> **DATA SUPPLIED**:

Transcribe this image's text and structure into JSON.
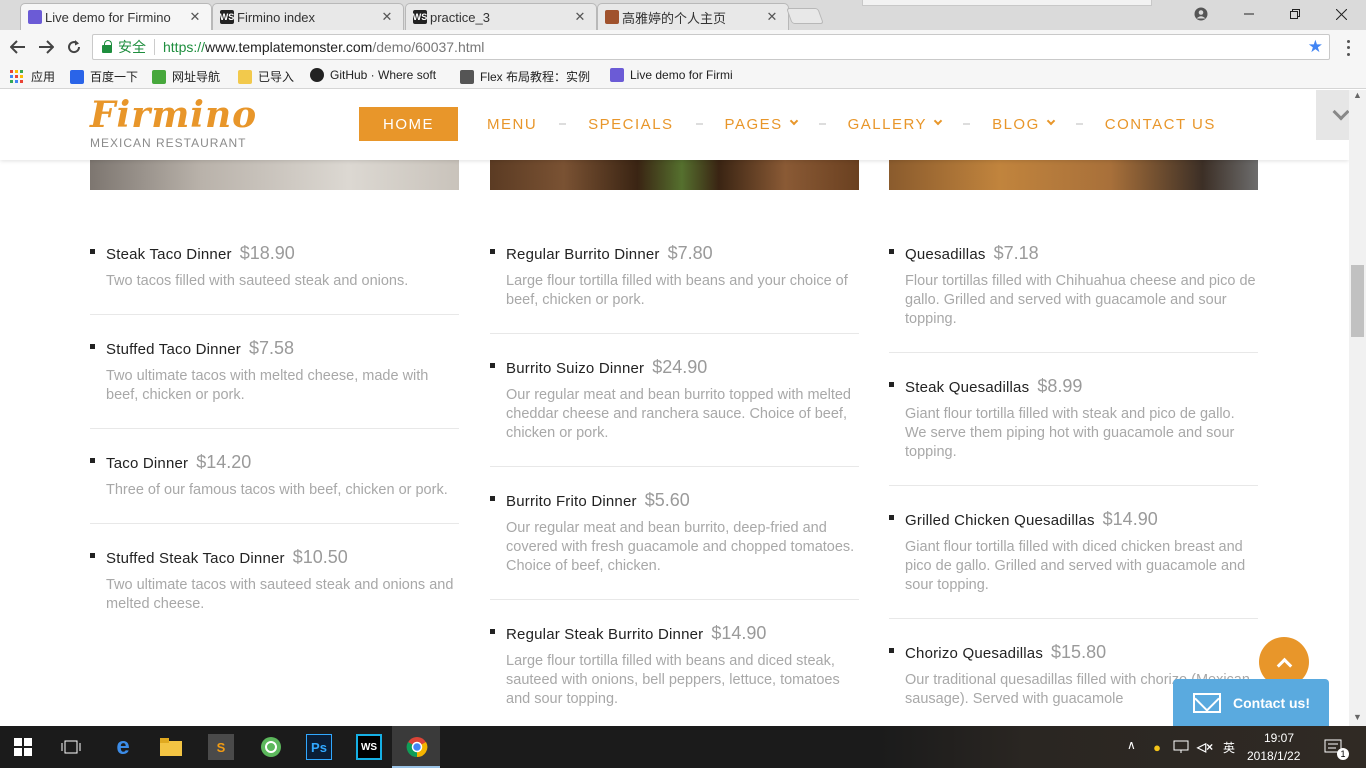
{
  "browser": {
    "tabs": [
      {
        "title": "Live demo for Firmino",
        "favicon": "templatemonster-icon",
        "color": "#6b5bd6"
      },
      {
        "title": "Firmino index",
        "favicon": "webstorm-icon",
        "color": "#222222"
      },
      {
        "title": "practice_3",
        "favicon": "webstorm-icon",
        "color": "#222222"
      },
      {
        "title": "高雅婷的个人主页",
        "favicon": "home-icon",
        "color": "#a0522d"
      }
    ],
    "security_label": "安全",
    "url_scheme": "https://",
    "url_host": "www.templatemonster.com",
    "url_path": "/demo/60037.html",
    "bookmarks": [
      {
        "label": "应用",
        "icon": "apps-grid-icon"
      },
      {
        "label": "百度一下",
        "icon": "baidu-icon"
      },
      {
        "label": "网址导航",
        "icon": "hao123-icon"
      },
      {
        "label": "已导入",
        "icon": "folder-icon"
      },
      {
        "label": "GitHub · Where soft",
        "icon": "github-icon"
      },
      {
        "label": "Flex 布局教程：实例",
        "icon": "ruanyifeng-icon"
      },
      {
        "label": "Live demo for Firmi",
        "icon": "templatemonster-icon"
      }
    ]
  },
  "site": {
    "logo": "Firmino",
    "tagline": "MEXICAN RESTAURANT",
    "brand_color": "#e8962a",
    "nav": [
      {
        "label": "HOME",
        "active": true,
        "dropdown": false
      },
      {
        "label": "MENU",
        "active": false,
        "dropdown": false
      },
      {
        "label": "SPECIALS",
        "active": false,
        "dropdown": false
      },
      {
        "label": "PAGES",
        "active": false,
        "dropdown": true
      },
      {
        "label": "GALLERY",
        "active": false,
        "dropdown": true
      },
      {
        "label": "BLOG",
        "active": false,
        "dropdown": true
      },
      {
        "label": "CONTACT US",
        "active": false,
        "dropdown": false
      }
    ],
    "columns": [
      [
        {
          "name": "Steak Taco Dinner",
          "price": "$18.90",
          "desc": "Two tacos filled with sauteed steak and onions."
        },
        {
          "name": "Stuffed Taco Dinner",
          "price": "$7.58",
          "desc": "Two ultimate tacos with melted cheese, made with beef, chicken or pork."
        },
        {
          "name": "Taco Dinner",
          "price": "$14.20",
          "desc": "Three of our famous tacos with beef, chicken or pork."
        },
        {
          "name": "Stuffed Steak Taco Dinner",
          "price": "$10.50",
          "desc": "Two ultimate tacos with sauteed steak and onions and melted cheese."
        }
      ],
      [
        {
          "name": "Regular Burrito Dinner",
          "price": "$7.80",
          "desc": "Large flour tortilla filled with beans and your choice of beef, chicken or pork."
        },
        {
          "name": "Burrito Suizo Dinner",
          "price": "$24.90",
          "desc": "Our regular meat and bean burrito topped with melted cheddar cheese and ranchera sauce. Choice of beef, chicken or pork."
        },
        {
          "name": "Burrito Frito Dinner",
          "price": "$5.60",
          "desc": "Our regular meat and bean burrito, deep-fried and covered with fresh guacamole and chopped tomatoes. Choice of beef, chicken."
        },
        {
          "name": "Regular Steak Burrito Dinner",
          "price": "$14.90",
          "desc": "Large flour tortilla filled with beans and diced steak, sauteed with onions, bell peppers, lettuce, tomatoes and sour topping."
        }
      ],
      [
        {
          "name": "Quesadillas",
          "price": "$7.18",
          "desc": "Flour tortillas filled with Chihuahua cheese and pico de gallo. Grilled and served with guacamole and sour topping."
        },
        {
          "name": "Steak Quesadillas",
          "price": "$8.99",
          "desc": "Giant flour tortilla filled with steak and pico de gallo. We serve them piping hot with guacamole and sour topping."
        },
        {
          "name": "Grilled Chicken Quesadillas",
          "price": "$14.90",
          "desc": "Giant flour tortilla filled with diced chicken breast and pico de gallo. Grilled and served with guacamole and sour topping."
        },
        {
          "name": "Chorizo Quesadillas",
          "price": "$15.80",
          "desc": "Our traditional quesadillas filled with chorizo (Mexican sausage). Served with guacamole"
        }
      ]
    ],
    "contact_widget": "Contact us!"
  },
  "taskbar": {
    "time": "19:07",
    "date": "2018/1/22",
    "ime": "英",
    "notification_count": "1"
  }
}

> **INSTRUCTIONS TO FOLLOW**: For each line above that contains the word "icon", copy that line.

> **ANSWER**:
        "favicon": "templatemonster-icon",
        "favicon": "webstorm-icon",
        "favicon": "webstorm-icon",
        "favicon": "home-icon",
        "icon": "apps-grid-icon"
        "icon": "baidu-icon"
        "icon": "hao123-icon"
        "icon": "folder-icon"
        "icon": "github-icon"
        "icon": "ruanyifeng-icon"
        "icon": "templatemonster-icon"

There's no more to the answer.